ARTHOUSE Meath is a not-for-profit business celebrating the work of people with complex epilepsy and learning disabilities, all of whom need different levels of support. Artists work alongside instructors to create unique commercial products which are then sold in shops such as Fair Trader. Each artist brings a different skill to the enterprise and every contribution is highly valued. Their artwork is used to create homewares, soaps, bags, brooches and more. Artwork is printed onto natural and organic materials, keeping the environment in mind.
Amy Sherrat, one of the artists from ARTHOUSE Meath, had a stroke at 10 months old which caused her to lose all movement from her left side and brought on epilepsy when she was 10. She has to take 62 tablets a day. She says, “I’m 25 and have a real passion for creating anything that involves making artwork. Whenever I have these ideas I’ll always have a go at creating them. I love making (not buying!) and doing things in my own creative way.”
Lyn Belcher, another artist, has suffered with MS for 16 years. This means that she can’t walk far, forgets things and suffers from fatigue and numbness. She says, “I started working at ARTHOUSE about six years ago as both an artist and a volunteer. Before I had ARTHOUSE I was stuck at home as a mum and wife. A social worker asked what my interests were and I said art and that’s how it all started. It’s the best thing I have ever done! It’s like having another family here and it’s worth getting up in the morning for.”
Offering a sense of purpose lies at the heart of ARTHOUSE Meath’s philosophy, in line with their belief that feeling truly respected improves health and wellbeing.
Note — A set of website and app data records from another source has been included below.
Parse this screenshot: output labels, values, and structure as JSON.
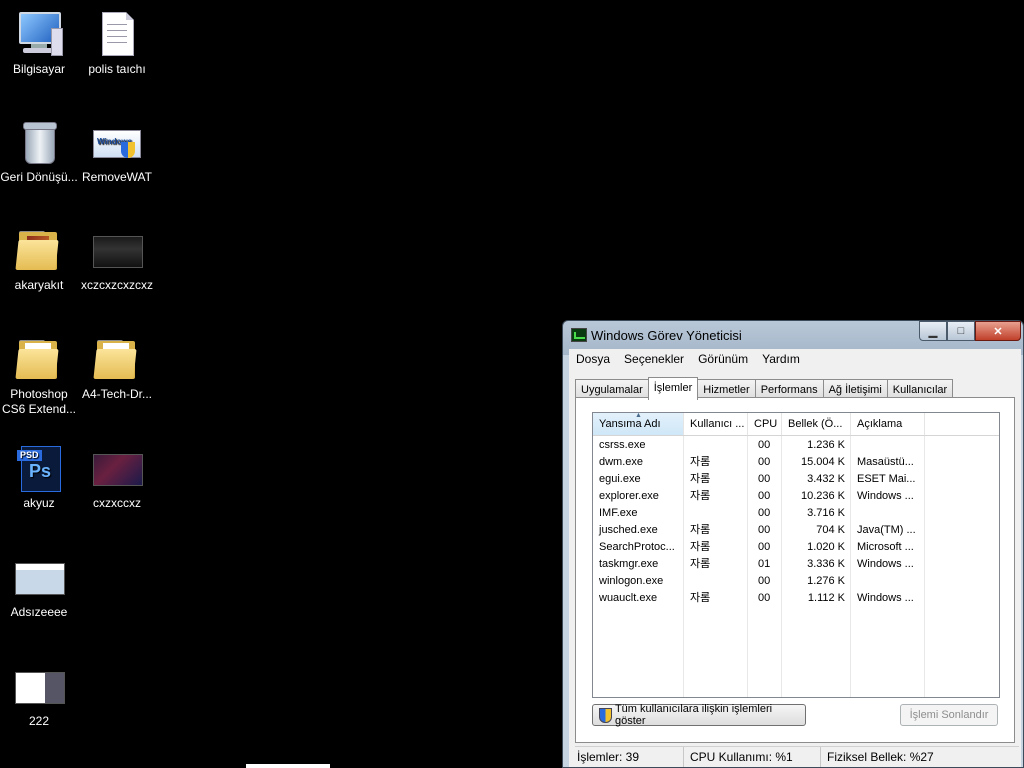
{
  "desktop": {
    "icons": [
      {
        "label": "Bilgisayar"
      },
      {
        "label": "polis taıchı"
      },
      {
        "label": "Geri Dönüşü..."
      },
      {
        "label": "RemoveWAT"
      },
      {
        "label": "akaryakıt"
      },
      {
        "label": "xczcxzcxzcxz"
      },
      {
        "label": "Photoshop CS6 Extend..."
      },
      {
        "label": "A4-Tech-Dr..."
      },
      {
        "label": "akyuz"
      },
      {
        "label": "cxzxccxz"
      },
      {
        "label": "Adsızeeee"
      },
      {
        "label": "222"
      }
    ],
    "removewat_badge": "Windows",
    "psd_tag": "PSD",
    "psd_letters": "Ps"
  },
  "task_manager": {
    "title": "Windows Görev Yöneticisi",
    "window_buttons": {
      "minimize": "▁",
      "maximize": "□",
      "close": "✕"
    },
    "menu": [
      "Dosya",
      "Seçenekler",
      "Görünüm",
      "Yardım"
    ],
    "tabs": [
      "Uygulamalar",
      "İşlemler",
      "Hizmetler",
      "Performans",
      "Ağ İletişimi",
      "Kullanıcılar"
    ],
    "active_tab": "İşlemler",
    "columns": [
      "Yansıma Adı",
      "Kullanıcı ...",
      "CPU",
      "Bellek (Ö...",
      "Açıklama"
    ],
    "rows": [
      {
        "name": "csrss.exe",
        "user": "",
        "cpu": "00",
        "mem": "1.236 K",
        "desc": ""
      },
      {
        "name": "dwm.exe",
        "user": "자롬",
        "cpu": "00",
        "mem": "15.004 K",
        "desc": "Masaüstü..."
      },
      {
        "name": "egui.exe",
        "user": "자롬",
        "cpu": "00",
        "mem": "3.432 K",
        "desc": "ESET Mai..."
      },
      {
        "name": "explorer.exe",
        "user": "자롬",
        "cpu": "00",
        "mem": "10.236 K",
        "desc": "Windows ..."
      },
      {
        "name": "IMF.exe",
        "user": "",
        "cpu": "00",
        "mem": "3.716 K",
        "desc": ""
      },
      {
        "name": "jusched.exe",
        "user": "자롬",
        "cpu": "00",
        "mem": "704 K",
        "desc": "Java(TM) ..."
      },
      {
        "name": "SearchProtoc...",
        "user": "자롬",
        "cpu": "00",
        "mem": "1.020 K",
        "desc": "Microsoft ..."
      },
      {
        "name": "taskmgr.exe",
        "user": "자롬",
        "cpu": "01",
        "mem": "3.336 K",
        "desc": "Windows ..."
      },
      {
        "name": "winlogon.exe",
        "user": "",
        "cpu": "00",
        "mem": "1.276 K",
        "desc": ""
      },
      {
        "name": "wuauclt.exe",
        "user": "자롬",
        "cpu": "00",
        "mem": "1.112 K",
        "desc": "Windows ..."
      }
    ],
    "show_all_button": "Tüm kullanıcılara ilişkin işlemleri göster",
    "end_process_button": "İşlemi Sonlandır",
    "status": {
      "processes": "İşlemler: 39",
      "cpu": "CPU Kullanımı: %1",
      "memory": "Fiziksel Bellek: %27"
    }
  }
}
Their aim is to challenge perceptions of people’s disabilities and to create better acceptance and inclusion for the disabled.
They hope to offer more opportunities to people in other towns across the UK. 100% of sales revenue sustains the enterprise, enabling it to expand and evolve.